Remember from your studies that it is the nature of structures to interact. And the interaction between structures occurs as energy transferring transactions always involving two variables, effort and motion, whose product is energy. Either one of these two energy-related variables can be used to communication information. Once again nature has been good to us, but not without demanding her due. Because of the very nature of this process, we can never measure a quantity without changing it.
The basic principle of transduction is a popular one today: conserve energy. For valid measurements not appreciably changing the quantity being measured, the rules are simple.
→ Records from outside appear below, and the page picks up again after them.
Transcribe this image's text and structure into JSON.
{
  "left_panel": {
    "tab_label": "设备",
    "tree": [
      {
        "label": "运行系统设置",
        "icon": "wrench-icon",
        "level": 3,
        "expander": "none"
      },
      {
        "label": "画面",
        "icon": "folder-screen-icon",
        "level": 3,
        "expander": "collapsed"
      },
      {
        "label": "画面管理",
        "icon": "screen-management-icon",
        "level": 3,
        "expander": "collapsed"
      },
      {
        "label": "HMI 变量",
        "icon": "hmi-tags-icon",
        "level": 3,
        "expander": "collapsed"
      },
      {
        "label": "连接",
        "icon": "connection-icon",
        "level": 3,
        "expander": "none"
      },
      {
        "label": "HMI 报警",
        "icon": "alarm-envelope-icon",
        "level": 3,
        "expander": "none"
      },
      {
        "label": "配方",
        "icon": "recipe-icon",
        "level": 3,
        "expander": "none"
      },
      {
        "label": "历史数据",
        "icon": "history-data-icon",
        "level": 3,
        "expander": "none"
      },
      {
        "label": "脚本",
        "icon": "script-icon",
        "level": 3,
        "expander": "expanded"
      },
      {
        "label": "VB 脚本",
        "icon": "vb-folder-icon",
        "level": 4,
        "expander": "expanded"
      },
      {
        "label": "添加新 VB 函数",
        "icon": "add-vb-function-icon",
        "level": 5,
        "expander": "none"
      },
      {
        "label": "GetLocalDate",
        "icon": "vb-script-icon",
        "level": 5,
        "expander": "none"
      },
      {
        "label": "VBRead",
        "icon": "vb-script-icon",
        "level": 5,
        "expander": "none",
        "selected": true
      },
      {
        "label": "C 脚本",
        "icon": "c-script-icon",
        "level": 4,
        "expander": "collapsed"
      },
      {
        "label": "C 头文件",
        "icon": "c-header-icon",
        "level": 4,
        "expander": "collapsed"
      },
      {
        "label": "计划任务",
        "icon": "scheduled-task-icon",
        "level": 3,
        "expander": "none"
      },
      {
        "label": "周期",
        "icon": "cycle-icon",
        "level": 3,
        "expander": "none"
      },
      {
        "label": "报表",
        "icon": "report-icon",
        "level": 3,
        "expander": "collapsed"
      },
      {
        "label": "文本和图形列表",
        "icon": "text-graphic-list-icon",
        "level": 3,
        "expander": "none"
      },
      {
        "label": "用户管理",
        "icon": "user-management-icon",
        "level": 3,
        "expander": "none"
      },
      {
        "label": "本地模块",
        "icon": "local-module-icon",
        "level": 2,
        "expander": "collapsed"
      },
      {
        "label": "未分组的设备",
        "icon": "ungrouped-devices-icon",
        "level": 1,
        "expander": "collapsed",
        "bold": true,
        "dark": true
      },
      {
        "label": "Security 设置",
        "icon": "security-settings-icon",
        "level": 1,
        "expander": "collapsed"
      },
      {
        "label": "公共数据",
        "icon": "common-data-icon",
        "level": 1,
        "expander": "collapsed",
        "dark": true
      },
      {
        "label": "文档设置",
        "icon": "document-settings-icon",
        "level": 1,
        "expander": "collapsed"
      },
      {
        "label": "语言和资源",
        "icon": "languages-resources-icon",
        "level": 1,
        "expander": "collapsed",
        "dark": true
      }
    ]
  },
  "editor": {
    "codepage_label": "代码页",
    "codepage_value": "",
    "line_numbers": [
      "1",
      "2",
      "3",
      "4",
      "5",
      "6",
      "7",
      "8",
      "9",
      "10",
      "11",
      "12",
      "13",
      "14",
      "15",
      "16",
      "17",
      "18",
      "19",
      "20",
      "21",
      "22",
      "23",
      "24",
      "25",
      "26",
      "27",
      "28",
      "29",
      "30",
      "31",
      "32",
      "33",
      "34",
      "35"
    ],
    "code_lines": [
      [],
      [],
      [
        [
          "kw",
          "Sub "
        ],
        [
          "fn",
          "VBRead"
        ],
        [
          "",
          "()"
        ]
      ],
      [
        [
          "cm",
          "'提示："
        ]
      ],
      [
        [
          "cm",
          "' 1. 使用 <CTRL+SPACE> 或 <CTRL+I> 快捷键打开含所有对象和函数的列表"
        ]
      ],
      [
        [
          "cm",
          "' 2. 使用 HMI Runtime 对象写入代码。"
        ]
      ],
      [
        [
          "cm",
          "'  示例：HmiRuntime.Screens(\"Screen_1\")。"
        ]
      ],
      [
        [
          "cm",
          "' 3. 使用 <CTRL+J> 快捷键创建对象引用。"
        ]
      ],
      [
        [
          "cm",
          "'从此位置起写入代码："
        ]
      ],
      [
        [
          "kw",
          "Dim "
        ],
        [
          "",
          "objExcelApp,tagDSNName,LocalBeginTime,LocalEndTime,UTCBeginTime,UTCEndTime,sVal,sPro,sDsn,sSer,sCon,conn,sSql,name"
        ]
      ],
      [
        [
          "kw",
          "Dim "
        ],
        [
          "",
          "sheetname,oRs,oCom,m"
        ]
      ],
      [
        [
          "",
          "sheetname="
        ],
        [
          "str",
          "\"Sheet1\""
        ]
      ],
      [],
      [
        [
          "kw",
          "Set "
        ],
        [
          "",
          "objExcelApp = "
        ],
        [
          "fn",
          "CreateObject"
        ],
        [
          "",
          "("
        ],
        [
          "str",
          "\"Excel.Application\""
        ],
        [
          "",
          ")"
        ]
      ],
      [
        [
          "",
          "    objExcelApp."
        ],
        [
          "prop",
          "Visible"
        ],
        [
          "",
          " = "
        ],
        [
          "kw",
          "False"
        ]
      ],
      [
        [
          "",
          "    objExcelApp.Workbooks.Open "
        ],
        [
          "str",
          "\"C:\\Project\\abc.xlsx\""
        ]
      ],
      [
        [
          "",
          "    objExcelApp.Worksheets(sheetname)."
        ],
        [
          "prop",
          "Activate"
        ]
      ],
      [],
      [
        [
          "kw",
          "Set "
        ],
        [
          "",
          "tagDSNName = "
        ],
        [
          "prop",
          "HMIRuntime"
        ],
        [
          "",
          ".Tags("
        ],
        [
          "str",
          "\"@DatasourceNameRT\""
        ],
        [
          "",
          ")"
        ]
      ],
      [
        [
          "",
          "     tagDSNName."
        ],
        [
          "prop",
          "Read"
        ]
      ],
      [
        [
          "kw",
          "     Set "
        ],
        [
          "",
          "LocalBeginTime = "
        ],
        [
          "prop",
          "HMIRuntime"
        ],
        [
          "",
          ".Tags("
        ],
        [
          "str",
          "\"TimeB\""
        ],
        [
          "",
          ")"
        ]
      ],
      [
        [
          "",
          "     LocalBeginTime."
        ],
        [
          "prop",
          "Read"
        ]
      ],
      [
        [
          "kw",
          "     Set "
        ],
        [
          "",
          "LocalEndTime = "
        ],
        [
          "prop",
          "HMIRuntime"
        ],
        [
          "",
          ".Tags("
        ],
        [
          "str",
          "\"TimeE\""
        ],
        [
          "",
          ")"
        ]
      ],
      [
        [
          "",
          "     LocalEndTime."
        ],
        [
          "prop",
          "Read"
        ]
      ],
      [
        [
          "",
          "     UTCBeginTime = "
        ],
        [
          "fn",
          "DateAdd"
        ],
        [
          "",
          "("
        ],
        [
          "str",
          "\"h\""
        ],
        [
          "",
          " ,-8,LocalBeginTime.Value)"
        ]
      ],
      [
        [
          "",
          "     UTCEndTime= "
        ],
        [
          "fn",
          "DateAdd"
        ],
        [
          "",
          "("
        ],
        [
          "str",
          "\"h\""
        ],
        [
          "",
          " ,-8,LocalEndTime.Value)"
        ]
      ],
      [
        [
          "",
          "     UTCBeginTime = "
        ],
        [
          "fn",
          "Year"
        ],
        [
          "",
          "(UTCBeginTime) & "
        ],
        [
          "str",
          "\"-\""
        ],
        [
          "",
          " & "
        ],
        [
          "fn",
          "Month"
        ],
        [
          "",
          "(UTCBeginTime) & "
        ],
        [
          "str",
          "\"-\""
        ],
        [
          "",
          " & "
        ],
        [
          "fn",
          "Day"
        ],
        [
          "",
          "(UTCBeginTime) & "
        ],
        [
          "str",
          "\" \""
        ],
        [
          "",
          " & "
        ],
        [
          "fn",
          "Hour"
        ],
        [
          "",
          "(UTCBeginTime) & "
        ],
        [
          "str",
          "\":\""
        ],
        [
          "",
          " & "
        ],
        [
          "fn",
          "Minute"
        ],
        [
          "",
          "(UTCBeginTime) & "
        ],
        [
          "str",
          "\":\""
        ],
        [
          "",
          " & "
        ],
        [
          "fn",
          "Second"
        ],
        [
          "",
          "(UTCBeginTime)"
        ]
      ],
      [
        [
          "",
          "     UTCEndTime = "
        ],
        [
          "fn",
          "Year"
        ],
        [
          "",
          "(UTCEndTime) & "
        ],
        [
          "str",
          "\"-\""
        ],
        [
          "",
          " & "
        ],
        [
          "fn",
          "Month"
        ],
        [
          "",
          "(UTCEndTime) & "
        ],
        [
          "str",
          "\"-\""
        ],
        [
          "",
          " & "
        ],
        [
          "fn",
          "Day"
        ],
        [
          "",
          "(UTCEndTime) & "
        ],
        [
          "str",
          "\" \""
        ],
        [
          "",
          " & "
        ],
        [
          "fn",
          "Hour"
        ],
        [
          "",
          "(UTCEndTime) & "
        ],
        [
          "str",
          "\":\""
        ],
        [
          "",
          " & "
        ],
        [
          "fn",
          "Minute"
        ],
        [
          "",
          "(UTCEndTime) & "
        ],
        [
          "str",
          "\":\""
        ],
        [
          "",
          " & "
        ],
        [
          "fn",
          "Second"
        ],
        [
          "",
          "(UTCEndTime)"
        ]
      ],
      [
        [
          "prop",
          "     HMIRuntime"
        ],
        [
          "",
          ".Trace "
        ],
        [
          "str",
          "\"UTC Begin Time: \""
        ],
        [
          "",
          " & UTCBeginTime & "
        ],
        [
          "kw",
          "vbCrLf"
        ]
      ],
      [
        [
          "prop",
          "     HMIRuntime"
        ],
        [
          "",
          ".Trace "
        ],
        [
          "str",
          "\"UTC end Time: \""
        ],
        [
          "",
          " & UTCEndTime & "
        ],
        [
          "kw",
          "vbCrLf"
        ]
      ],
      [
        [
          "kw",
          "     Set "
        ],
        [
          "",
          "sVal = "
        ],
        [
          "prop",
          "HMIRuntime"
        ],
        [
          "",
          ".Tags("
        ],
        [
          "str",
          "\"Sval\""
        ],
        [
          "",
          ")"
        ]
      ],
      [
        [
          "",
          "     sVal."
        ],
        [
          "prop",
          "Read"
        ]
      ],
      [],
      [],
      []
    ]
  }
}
When measuring an effort variable such as force, pressure or voltage, select a relatively stiff transducer that greatly impedes motion. When measuring motion or flow, choose a relatively light weight or compliant sensor that readily allows motion.Sometimes it is possible to change the characteristic (e.g. mass or stiffness) of a sensor installation to determine the effect on the quantity being measured.
The amount of change in the quantity being measured that can be tolerated depends upon the purpose of the measurement: research, test, control or calibration.
As illustrated, the transduction process involves sensor systems, composed of elements usually packaged into three component blocks: sensor, conditioner and recorder or analyzer.Double ended arrows interconnecting these components depict the sensing transactions.
Through a series of such sensing transactions, transducer structures function to transfer physical quantities into electrical signals, more convenient for recording or analyzing.
Behavior objectives for sensor systems are straight lines relating input and output, and their ratio (sensitivity) with frequency. In other words, ideal sensors treat amplitudes proportionally, treat frequencies of interest the same, and do not delay the signal. Real transducers, because of their very structural nature, distort, delay and degrade the information being communicated. Processing adds noise.
Transducers, like humans, are sensitive to all environmental inputs. Undesirable environmental inputs also add noise and sometimes change transfer behavior. A good transducer design is primarily sensitive to the input being measured and insensitive to other environmental inputs. Various means of structuring, insulating, compensating, filtering and averaging are employed to reduce spurious signals and noise.
Interface structures such as mounting pads, adhesive, cables and connecting links or passages, modify both the functional transfer and transactional aspects of system behavior, often mandating end-to-end calibration.
Since test results and modes created from test data reflect the combined behavior of the test object, fixturing, instrumentation and computer, it is quite important to know something about the function, structure, behavior and calibration of sensors.